__GIVEN RECORDS__.
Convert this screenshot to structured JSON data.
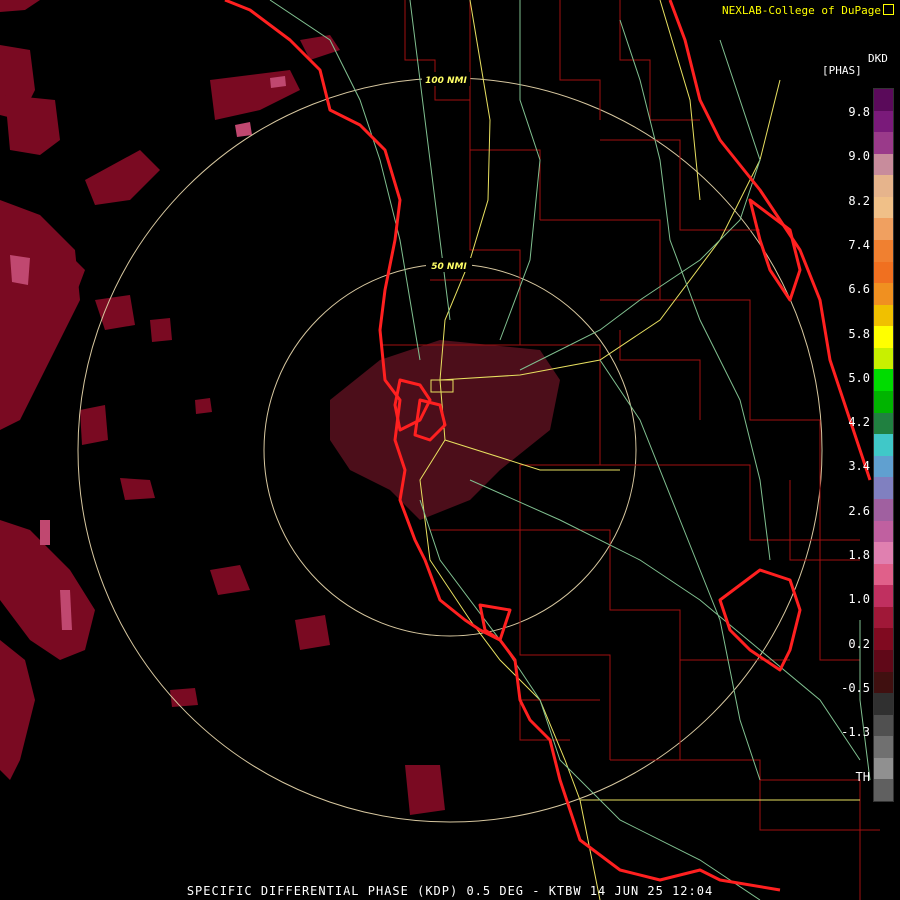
{
  "credit": "NEXLAB-College of DuPage",
  "legend": {
    "title": "DKD",
    "units": "[PHAS]",
    "ticks": [
      "9.8",
      "9.0",
      "8.2",
      "7.4",
      "6.6",
      "5.8",
      "5.0",
      "4.2",
      "3.4",
      "2.6",
      "1.8",
      "1.0",
      "0.2",
      "-0.5",
      "-1.3",
      "TH"
    ],
    "colors": [
      "#5a0a5a",
      "#7a1a7a",
      "#9a3a8a",
      "#c88c9c",
      "#e6b48c",
      "#f0c088",
      "#f0a060",
      "#f08030",
      "#f07020",
      "#f09020",
      "#f0c000",
      "#ffff00",
      "#c8f000",
      "#00dc00",
      "#00b400",
      "#208040",
      "#40c8c8",
      "#60a0d0",
      "#8080c0",
      "#a060a0",
      "#c060a0",
      "#e080b0",
      "#e0608a",
      "#c03060",
      "#a01838",
      "#800a20",
      "#600818",
      "#401010",
      "#303030",
      "#505050",
      "#707070",
      "#909090",
      "#606060"
    ]
  },
  "rings": [
    {
      "label": "100 NMI"
    },
    {
      "label": "50 NMI"
    }
  ],
  "footer": "SPECIFIC DIFFERENTIAL PHASE (KDP) 0.5 DEG - KTBW 14 JUN 25 12:04"
}
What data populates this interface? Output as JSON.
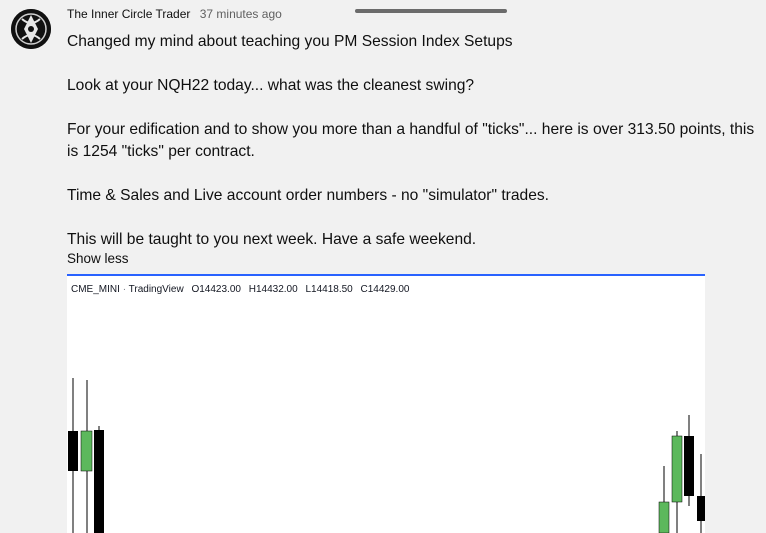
{
  "comment": {
    "author": "The Inner Circle Trader",
    "time": "37 minutes ago",
    "lines": [
      "Changed my mind about teaching you PM Session Index Setups",
      "",
      "Look at your NQH22 today... what was the cleanest swing?",
      "",
      "For your edification and to show you more than a handful of \"ticks\"... here is over 313.50 points, this is 1254 \"ticks\" per contract.",
      "",
      "Time & Sales and Live account order numbers - no \"simulator\" trades.",
      "",
      "This will be taught to you next week.  Have a safe weekend."
    ],
    "show_less_label": "Show less"
  },
  "chart": {
    "symbol": "CME_MINI",
    "separator": "·",
    "platform": "TradingView",
    "open": "O14423.00",
    "high": "H14432.00",
    "low": "L14418.50",
    "close": "C14429.00",
    "accent_color": "#2962ff",
    "up_color": "#5cb85c",
    "down_color": "#000000"
  },
  "icons": {
    "avatar": "channel-avatar-icon"
  }
}
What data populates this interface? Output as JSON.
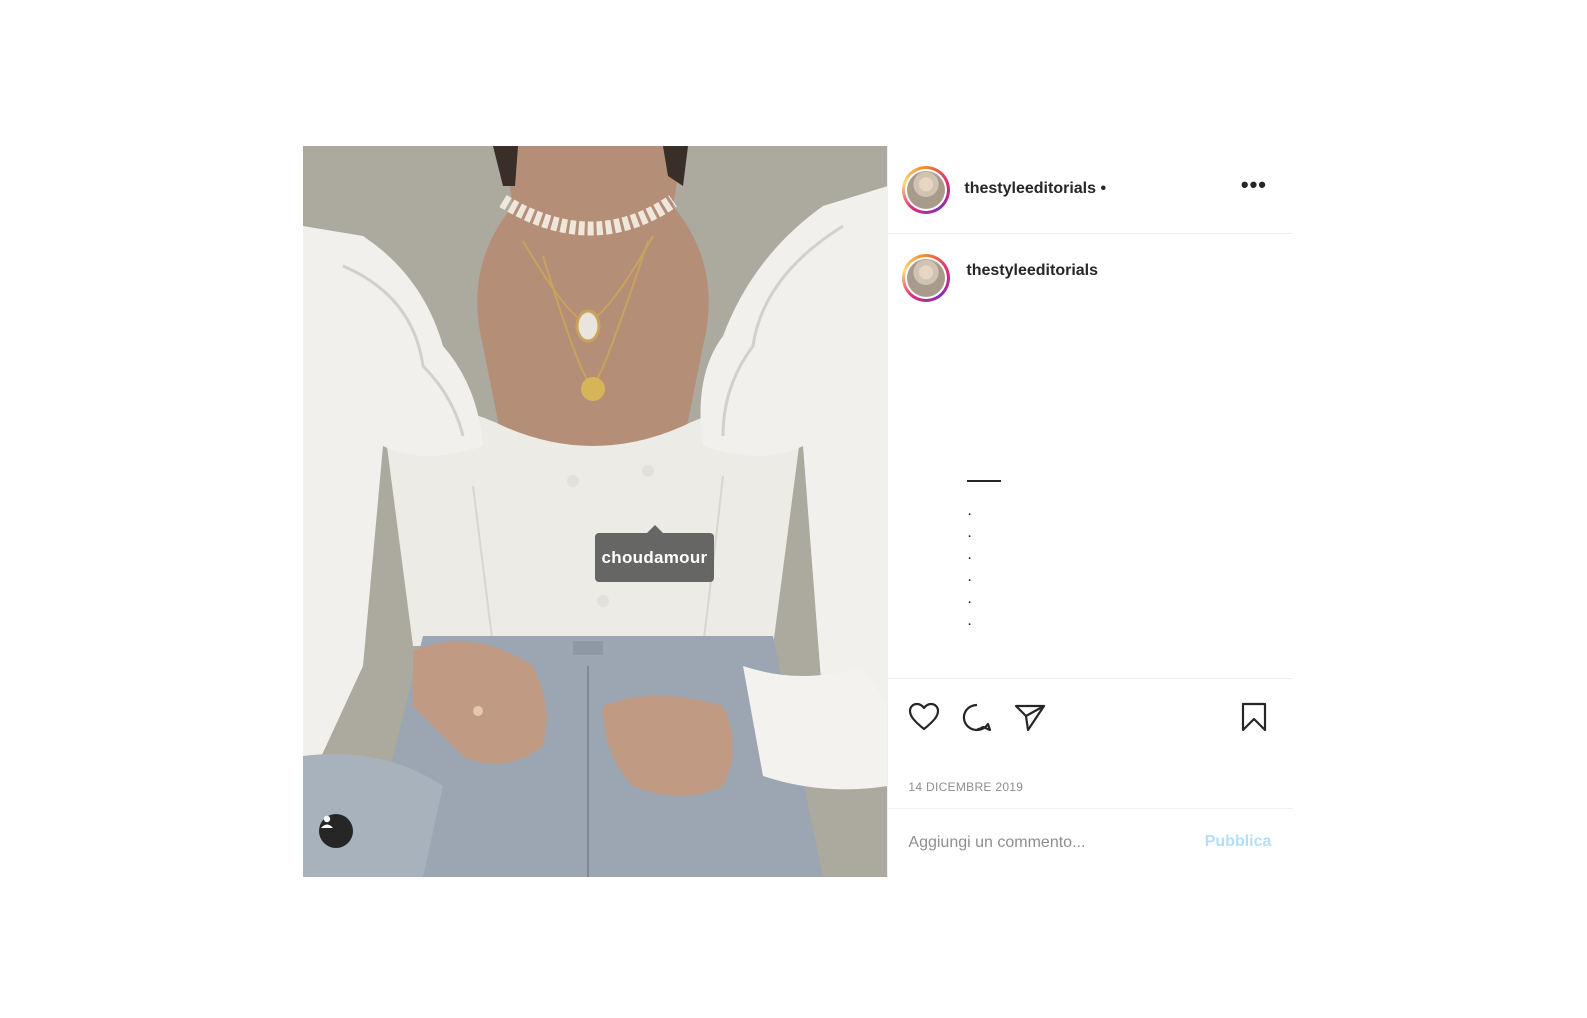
{
  "post": {
    "author": "thestyleeditorials",
    "author_follow_dot": "•",
    "more_label": "•••",
    "photo_tag": "choudamour",
    "caption": {
      "author": "thestyleeditorials",
      "lines": [
        ".",
        ".",
        ".",
        ".",
        ".",
        "."
      ]
    },
    "date": "14 DICEMBRE 2019",
    "comment_placeholder": "Aggiungi un commento...",
    "publish_label": "Pubblica"
  },
  "icons": {
    "like": "heart-icon",
    "comment": "comment-icon",
    "share": "paper-plane-icon",
    "save": "bookmark-icon",
    "tagged_users": "user-icon"
  },
  "colors": {
    "text": "#262626",
    "muted": "#8e8e8e",
    "divider": "#efefef",
    "publish_disabled": "#b2dffc"
  }
}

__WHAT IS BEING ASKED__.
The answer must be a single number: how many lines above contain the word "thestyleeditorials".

__EXPECTED ANSWER__.
2